-Adult subjects with documented germline PTEN mutations who meet diagnostic criteria for Cowden Syndrome by international criteria.
- Subjects will undergo biopsy, imaging, photography, dermoscopy, and neuropsychological testing prior to and after a course of therapy with sirolimus to assess the efficacy of treatment.
- This pilot protocol will test sirolimus at an FDA-approved dose (6 mg by mouth (PO) loading dose/ 2mg PO daily) in a group of twenty patients.
- Treatment will last for 56 days (plus 2 - 3 days to allow flexibility for scheduling of follow-up procedures) for PHTS subjects with benign hamartomatous tumors.
- For PHTS subjects with established malignancy, measurement of disease will be performed every other cycle and treatment will continue until disease progression or unacceptable toxicity.
|Study Type :||Interventional (Clinical Trial)|
|Actual Enrollment :||18 participants|
|Intervention Model:||Single Group Assignment|
|Masking:||None (Open Label)|

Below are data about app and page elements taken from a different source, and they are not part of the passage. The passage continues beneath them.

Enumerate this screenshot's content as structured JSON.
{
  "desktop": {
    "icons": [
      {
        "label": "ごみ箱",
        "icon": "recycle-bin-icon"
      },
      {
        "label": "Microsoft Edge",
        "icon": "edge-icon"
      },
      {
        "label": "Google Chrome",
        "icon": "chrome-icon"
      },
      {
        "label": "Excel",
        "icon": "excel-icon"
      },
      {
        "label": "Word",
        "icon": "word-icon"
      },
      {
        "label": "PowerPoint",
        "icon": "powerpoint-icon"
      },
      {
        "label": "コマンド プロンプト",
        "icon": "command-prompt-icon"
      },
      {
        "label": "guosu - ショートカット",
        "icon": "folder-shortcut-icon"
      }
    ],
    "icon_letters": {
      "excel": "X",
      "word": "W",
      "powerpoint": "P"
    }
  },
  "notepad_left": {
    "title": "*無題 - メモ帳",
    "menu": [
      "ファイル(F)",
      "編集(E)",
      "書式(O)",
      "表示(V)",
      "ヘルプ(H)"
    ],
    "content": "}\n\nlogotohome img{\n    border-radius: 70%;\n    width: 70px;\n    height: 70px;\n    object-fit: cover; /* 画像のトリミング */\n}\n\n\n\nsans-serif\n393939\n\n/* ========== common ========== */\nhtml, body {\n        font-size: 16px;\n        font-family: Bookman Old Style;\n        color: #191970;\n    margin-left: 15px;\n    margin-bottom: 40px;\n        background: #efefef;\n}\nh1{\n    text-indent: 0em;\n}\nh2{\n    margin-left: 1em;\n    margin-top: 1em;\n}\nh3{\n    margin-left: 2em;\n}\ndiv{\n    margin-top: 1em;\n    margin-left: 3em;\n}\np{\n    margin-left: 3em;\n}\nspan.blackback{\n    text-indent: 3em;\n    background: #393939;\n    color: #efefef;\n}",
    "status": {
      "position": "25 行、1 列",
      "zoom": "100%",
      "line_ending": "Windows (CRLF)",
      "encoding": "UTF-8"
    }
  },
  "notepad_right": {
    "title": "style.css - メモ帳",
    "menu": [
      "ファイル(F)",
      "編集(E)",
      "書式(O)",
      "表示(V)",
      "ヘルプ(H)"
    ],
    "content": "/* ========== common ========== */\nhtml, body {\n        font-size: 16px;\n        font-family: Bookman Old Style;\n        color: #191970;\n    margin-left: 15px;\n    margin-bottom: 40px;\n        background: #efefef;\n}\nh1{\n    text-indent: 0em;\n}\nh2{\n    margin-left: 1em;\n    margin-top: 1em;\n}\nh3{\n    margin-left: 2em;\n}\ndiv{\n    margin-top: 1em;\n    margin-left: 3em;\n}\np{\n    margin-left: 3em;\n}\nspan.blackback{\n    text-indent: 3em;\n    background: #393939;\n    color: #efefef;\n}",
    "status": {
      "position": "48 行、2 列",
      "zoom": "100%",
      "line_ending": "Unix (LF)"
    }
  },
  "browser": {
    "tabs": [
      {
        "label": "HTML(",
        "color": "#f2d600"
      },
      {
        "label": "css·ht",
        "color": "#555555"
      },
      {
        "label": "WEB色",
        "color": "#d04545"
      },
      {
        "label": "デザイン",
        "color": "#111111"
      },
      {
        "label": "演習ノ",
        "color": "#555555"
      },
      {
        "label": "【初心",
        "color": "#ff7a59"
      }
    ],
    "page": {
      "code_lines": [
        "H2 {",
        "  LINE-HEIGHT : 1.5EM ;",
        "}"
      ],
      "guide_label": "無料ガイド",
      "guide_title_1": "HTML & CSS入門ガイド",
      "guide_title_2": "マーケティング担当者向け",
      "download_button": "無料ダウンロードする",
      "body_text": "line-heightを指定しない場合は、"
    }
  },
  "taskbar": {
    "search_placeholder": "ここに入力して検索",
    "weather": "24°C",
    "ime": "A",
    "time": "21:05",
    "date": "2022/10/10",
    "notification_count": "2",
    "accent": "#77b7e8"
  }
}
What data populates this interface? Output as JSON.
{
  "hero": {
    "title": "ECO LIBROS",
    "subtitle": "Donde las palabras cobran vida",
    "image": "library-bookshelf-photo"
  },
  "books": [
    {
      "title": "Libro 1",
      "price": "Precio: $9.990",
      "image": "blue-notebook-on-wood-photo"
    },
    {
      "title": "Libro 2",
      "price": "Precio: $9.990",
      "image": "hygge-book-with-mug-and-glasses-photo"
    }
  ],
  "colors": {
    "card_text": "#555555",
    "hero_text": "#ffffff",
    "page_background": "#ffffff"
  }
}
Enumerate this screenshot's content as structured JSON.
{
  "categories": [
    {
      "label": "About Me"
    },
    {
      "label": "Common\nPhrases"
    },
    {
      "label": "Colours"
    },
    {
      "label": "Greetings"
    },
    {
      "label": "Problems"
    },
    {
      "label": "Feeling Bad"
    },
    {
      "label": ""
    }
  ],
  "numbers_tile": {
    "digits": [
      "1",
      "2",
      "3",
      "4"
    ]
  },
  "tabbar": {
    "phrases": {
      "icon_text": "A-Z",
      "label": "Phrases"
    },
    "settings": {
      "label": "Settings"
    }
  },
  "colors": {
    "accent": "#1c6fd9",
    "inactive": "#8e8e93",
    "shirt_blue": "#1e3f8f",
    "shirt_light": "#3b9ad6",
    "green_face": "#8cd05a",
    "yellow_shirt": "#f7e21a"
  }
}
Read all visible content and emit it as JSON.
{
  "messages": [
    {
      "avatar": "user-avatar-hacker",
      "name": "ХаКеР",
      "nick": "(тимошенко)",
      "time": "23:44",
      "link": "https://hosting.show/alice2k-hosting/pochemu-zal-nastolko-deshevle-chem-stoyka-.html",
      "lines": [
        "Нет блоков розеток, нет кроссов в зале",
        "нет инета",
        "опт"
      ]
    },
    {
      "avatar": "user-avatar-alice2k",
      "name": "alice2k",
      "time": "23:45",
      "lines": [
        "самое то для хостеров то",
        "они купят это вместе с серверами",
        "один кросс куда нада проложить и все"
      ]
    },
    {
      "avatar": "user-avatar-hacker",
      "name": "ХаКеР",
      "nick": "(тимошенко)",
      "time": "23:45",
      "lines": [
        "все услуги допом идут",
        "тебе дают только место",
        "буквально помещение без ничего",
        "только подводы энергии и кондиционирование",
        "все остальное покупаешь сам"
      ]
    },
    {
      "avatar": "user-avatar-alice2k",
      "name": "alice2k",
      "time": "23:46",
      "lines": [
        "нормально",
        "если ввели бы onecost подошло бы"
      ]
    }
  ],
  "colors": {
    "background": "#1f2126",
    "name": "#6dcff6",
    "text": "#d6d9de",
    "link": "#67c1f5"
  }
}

|Official Title:||A Pilot Study of Sirolimus (Rapamycin, Rapamune[Registered Trademark]) in Subjects With Cowden Syndrome or Other Syndromes Characterized by Germline Mutations in PTEN|
|Study Start Date :||July 2008|
|Actual Primary Completion Date :||October 2012|
|Actual Study Completion Date :||October 2012|
U.S. FDA Resources
Experimental: Sirolimus Patients
sirolimus 6 mg by mouth loading dose and 2 mg by mouth daily in a 28 day treatment cycle. Patients who do not have cancer take the drug for a total of two cycles (56 days) unless they develop unacceptable side effects. Those who have cancer may continue sirolimus beyond cycle 2 until their disease worsens or they develop unacceptable side effects.
Radiation: fludeoxyglucose F 18
Fludeoxyglucose is the radioactive material/compound used as an injection to have a PET scan performed.
Other Name: FDG-18Drug: sirolimus
sirolimus 6 mg by mouth loading dose and 2 mg by mouth daily in a 28 day treatment cycle. Patients who do not have cancer take the drug for a total of two cycles (56 days) unless they develop unacceptable side effects. Those who have cancer may continue sirolimus beyond cycle 2 until their disease worsens or they develop unacceptable side effects
Other Name: RapamuneOther: Clinical Videography
This examination involves testing of cerebellar function that controls movement, balance, and coordination.
- Biochemical Changes in Benign and Malignant Tumor Tissues as Assessed by Immunohistochemistry. [ Time Frame: Baseline, day 14, and day 56 ]A biochemical change is defined as a decrease in certain protein levels (e.g. P-AKT (phosphorylated AKT), total S6, P-S6, and P-4E-BP1) important in cell growth. These are measured by collecting tissue samples which stained and protein levels are measured under the microscope. Scoring will be based on distribution and intensity of staining. Distribution will be scored as 0 (0%), 1 (1% to 50%), and 2 (51% to 100%) to indicate the percentage of positive cells of interest in a single core. The intensity of the signal will be scored as 1 (weak), 2 (moderate), and 3 (strong). The distribution score and intensity score will be summed into a total score (TS).
- Number of Participants With Adverse Events [ Time Frame: 47 months ]Here is the number of participants with adverse events
To learn more about this study, you or your doctor may contact the study research staff using the contact information provided by the sponsor.
Please refer to this study by its ClinicalTrials.gov identifier (NCT number): NCT00971789
|United States, Maryland|
|National Institutes of Health Clinical Center, 9000 Rockville Pike|
|Bethesda, Maryland, United States, 20892|
|Principal Investigator:||Arun Rajan, M.D.||National Cancer Institute (NCI)|